I have written about the challenge in knowing how to select a trial consultant. This is a topic which causes frustrations because there are more and more trial consultants all the time and the qualifications vary from qualified to clearly, not at all qualified. But, while this is apparent to me, it is often not clear to attorneys and their clients, especially those who are cost driven. Unfortunately, engaging trial consultants is a buyer beware shopping experience. I was reminded of one measure of qualifications recently when reading the August 31, 2015 Time Magazine article entitled “Modern science has a publish or perish problem.” The article pointed out that “no more than 20% of scientists have a peer-reviewed paper to their name.” These are researchers in many fields, in both industry and academic settings. And, while publishing is virtually required for academics, in the “real world” of industry it is less common. In the trial consulting field it is certainly not the norm; probably less than the 20% noted in the article have published any research findings. However, the most qualified trial consultants have published peer reviewed articles and/or books. When hiring a trial consultant one should be seeking an expert. Specifically, what is needed is expertise in psychology/sociology, research methods, legal decision making, and human behavior. One indicator of expertise is publications which indicate that other experts have recognized the expertise of the author (consultant). It seems myopic to me to spend any amount of money on a trial consultant who does not possess expertise; it short changes the client and can lead to negative outcomes. Therefore, when shopping for a service which is as intangible as trial consulting services are (and legal services, for that matter), look for signs of expertise – one of those being peer-reviewed publications. (Publications in non peer reviewed publications are inadequate in this context of defining expertise, though it is likely that those with peer reviewed articles may also have articles in both types of publications.) And, now for the self serving part, I will point out that my business partner has nearly 30 peer reviewed publications or presented papers along with 2 books in the area of psychology and the law. As a social scientist, specifically, a social psychologist, in a non academic setting, this is remarkable, and a point of differentiation.
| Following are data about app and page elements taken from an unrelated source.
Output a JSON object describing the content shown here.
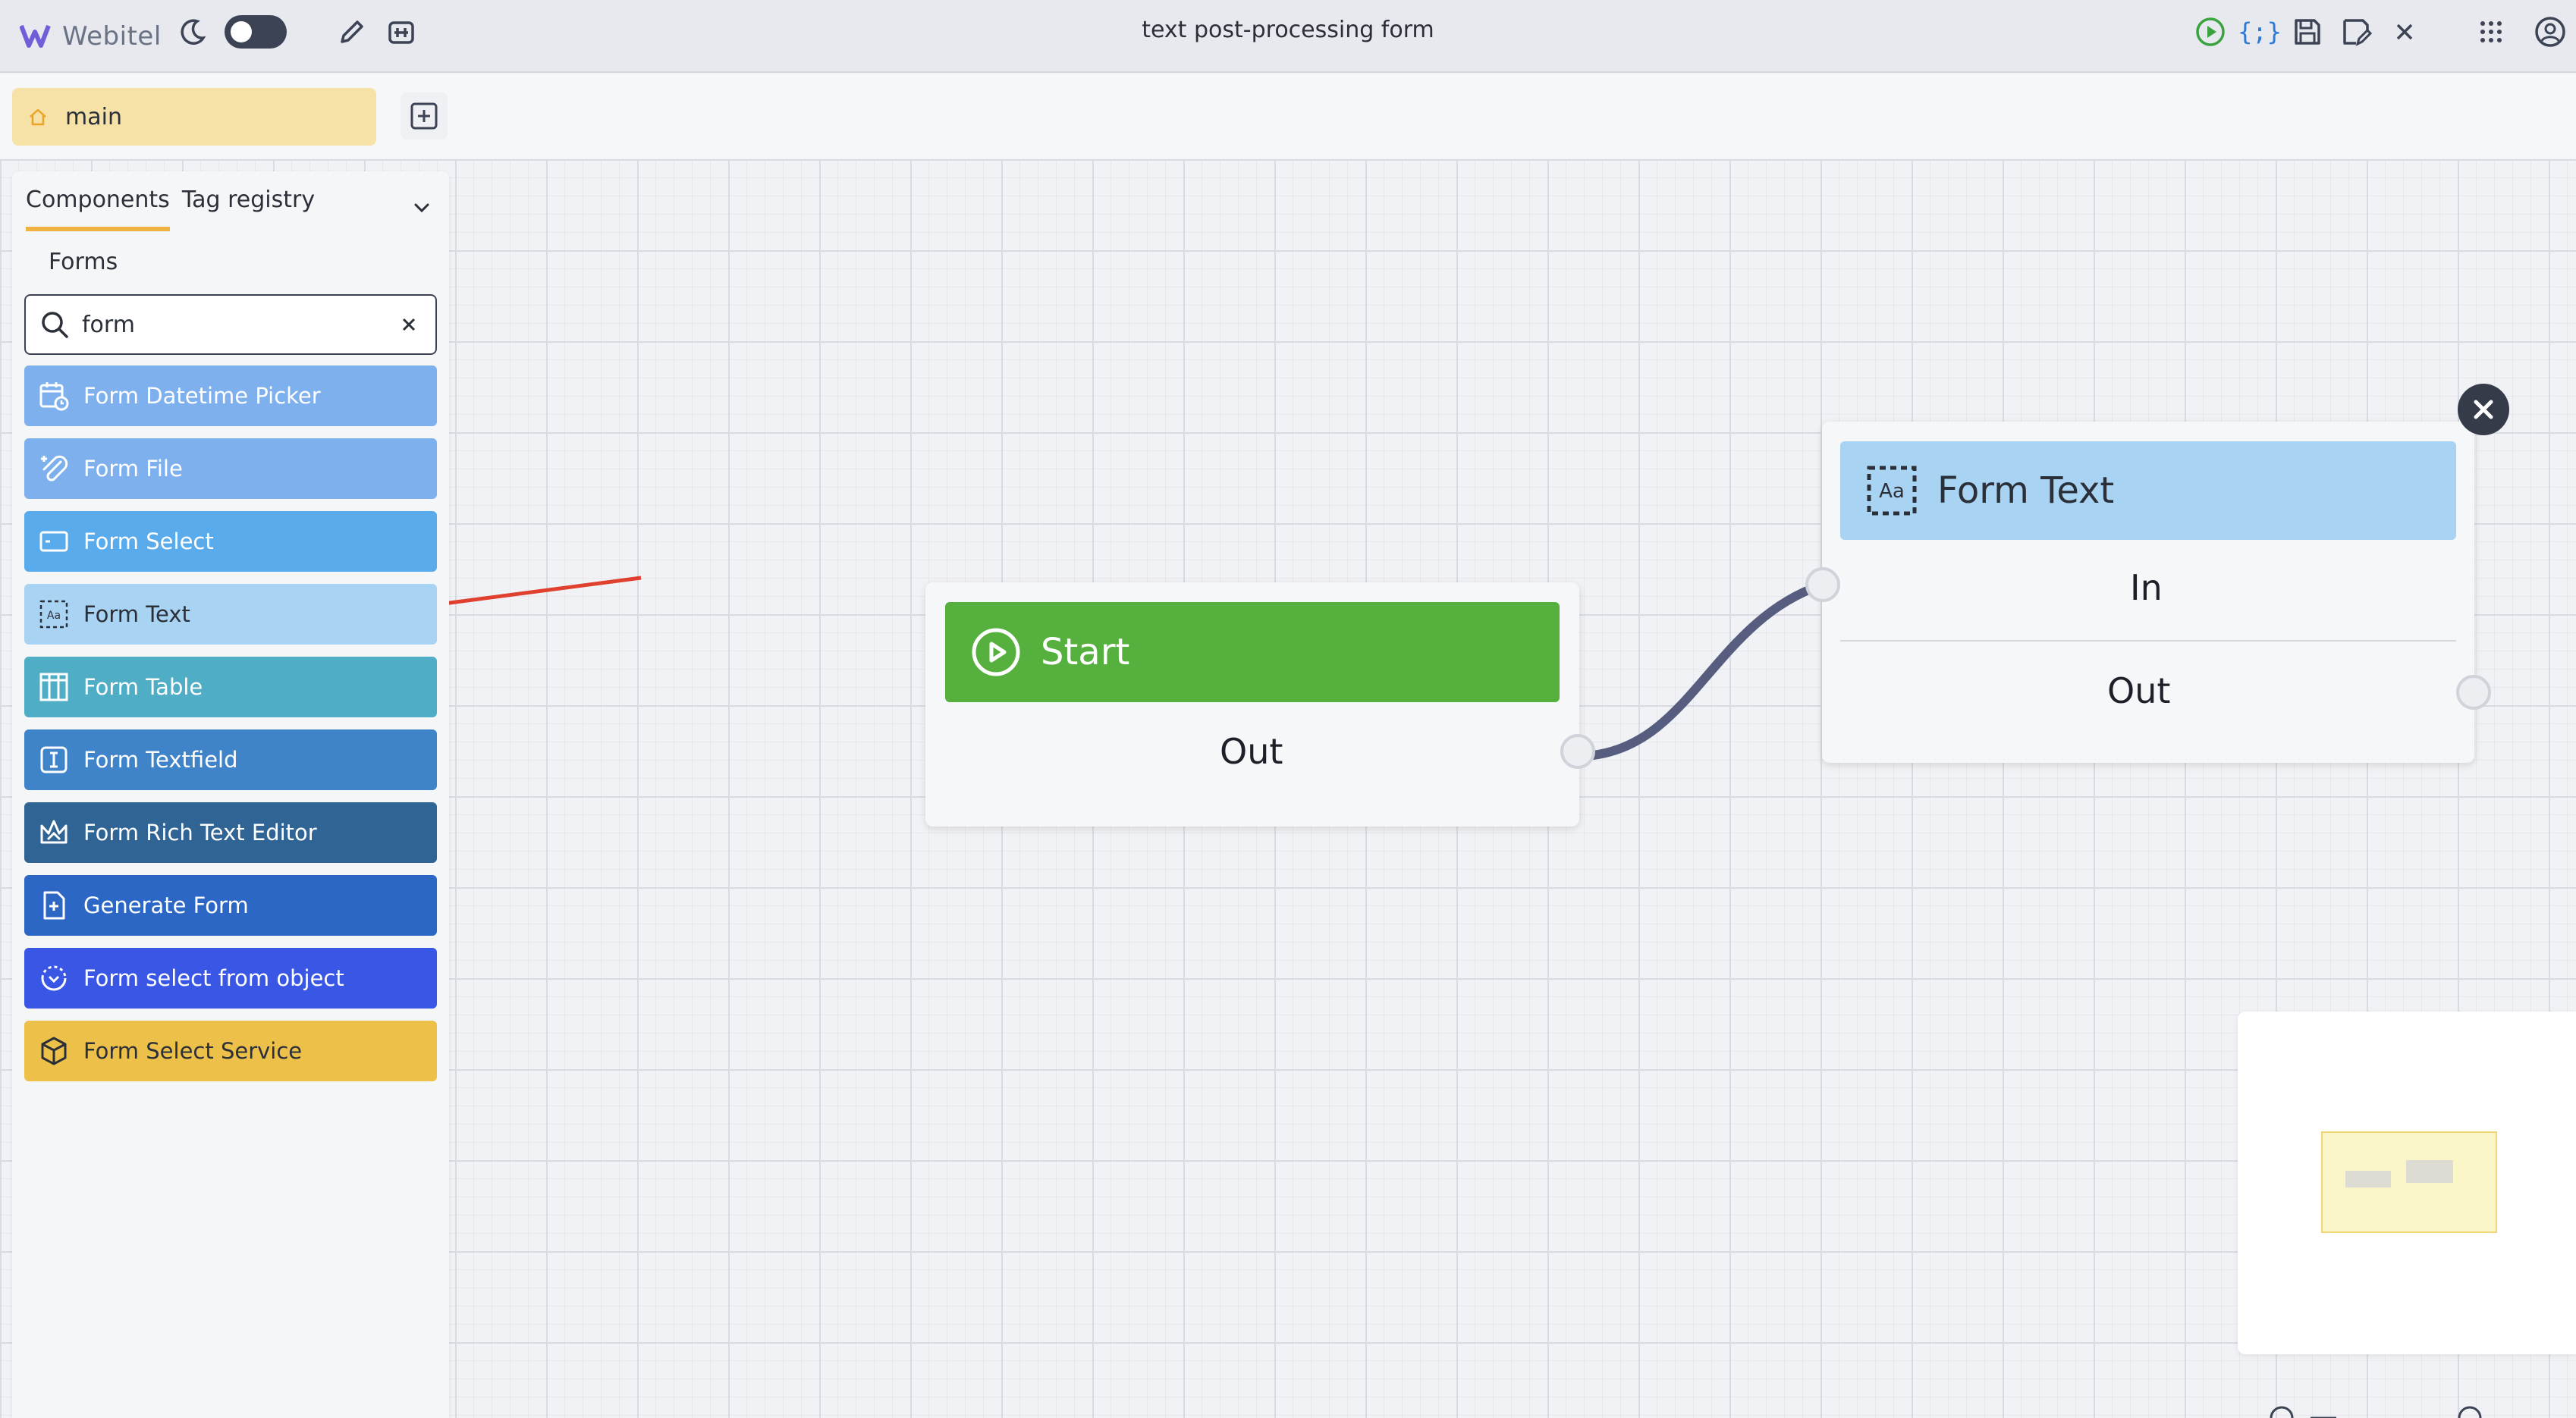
{
  "app": {
    "brand": "Webitel",
    "title": "text post-processing form"
  },
  "tabs": {
    "main_label": "main"
  },
  "panel": {
    "tabs": [
      "Components",
      "Tag registry"
    ],
    "category": "Forms",
    "search": {
      "value": "form",
      "placeholder": ""
    },
    "components": [
      {
        "label": "Form Datetime Picker",
        "color": "#7fb0ee",
        "icon": "calendar-clock-icon"
      },
      {
        "label": "Form File",
        "color": "#7fb0ee",
        "icon": "paperclip-icon"
      },
      {
        "label": "Form Select",
        "color": "#5aabeb",
        "icon": "select-box-icon"
      },
      {
        "label": "Form Text",
        "color": "#a9d3f3",
        "icon": "text-frame-icon"
      },
      {
        "label": "Form Table",
        "color": "#4fadc5",
        "icon": "table-icon"
      },
      {
        "label": "Form Textfield",
        "color": "#3f84c8",
        "icon": "text-cursor-icon"
      },
      {
        "label": "Form Rich Text Editor",
        "color": "#2f6494",
        "icon": "crown-icon"
      },
      {
        "label": "Generate Form",
        "color": "#2c67c5",
        "icon": "document-plus-icon"
      },
      {
        "label": "Form select from object",
        "color": "#3a56e5",
        "icon": "circle-chevron-icon"
      },
      {
        "label": "Form Select Service",
        "color": "#edc04a",
        "icon": "cube-icon"
      }
    ]
  },
  "nodes": {
    "start": {
      "title": "Start",
      "out_label": "Out",
      "head_color": "#55b03e"
    },
    "form_text": {
      "title": "Form Text",
      "in_label": "In",
      "out_label": "Out",
      "head_color": "#a9d3f3"
    }
  },
  "colors": {
    "accent_tab": "#f0b341",
    "connector": "#565d7e",
    "annotation_arrow": "#e0402e"
  }
}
Peer review is one of the hallmarks of any scientific endeavor. In scientific and other academic circles, it is not enough to write an article or book. A scientist has to go beyond merely forming a hypothesis, designing research, conducting research, analyzing data, and writing a report of the findings; a scientist’s original work has to be examined by numerous colleagues, that is, peers, in order to determine whether the findings warrant publication in a professional journal. Some professions, including the legal profession, have “pay journals” in which almost anyone can write an article, then pay a fee for its publication. I have frequently been asked to submit articles to these types of journals, and my answer is always, “no” because, as a scientist, I do not wish to tarnish my good reputation with these kinds of writings. Although I have agreed to have short articles or transcriptions of presentations published in law journals, the majority of my publications have been in prestigious scientific journals that are subjected to rigorous peer review prior to publication. Relatively few academics (college professors) have as many significant publications as me and I am one of a handful of jury consultants with both a Ph.D. and numerous publications to my credit. It always amazes me that some of Magnus’ potential clients (not to mention many people I know) just don’t “get it.” These people have no idea how rare it is to get one article (or book) published, such that they fail to understand what differentiates someone like me, with high credentials, from the run of the mill person who thinks he or she can be a good jury consultant because he or she is a good judge of character. All things being equal, if I were an attorney engaged in high stakes litigation, I would prefer my expert to actually have some expertise! And, if this post sounds like I am tooting my own horn, I will remind the reader of something Jaco Pastorius (the late, great bass player) often said, “it ain’t bragging if it’s true.”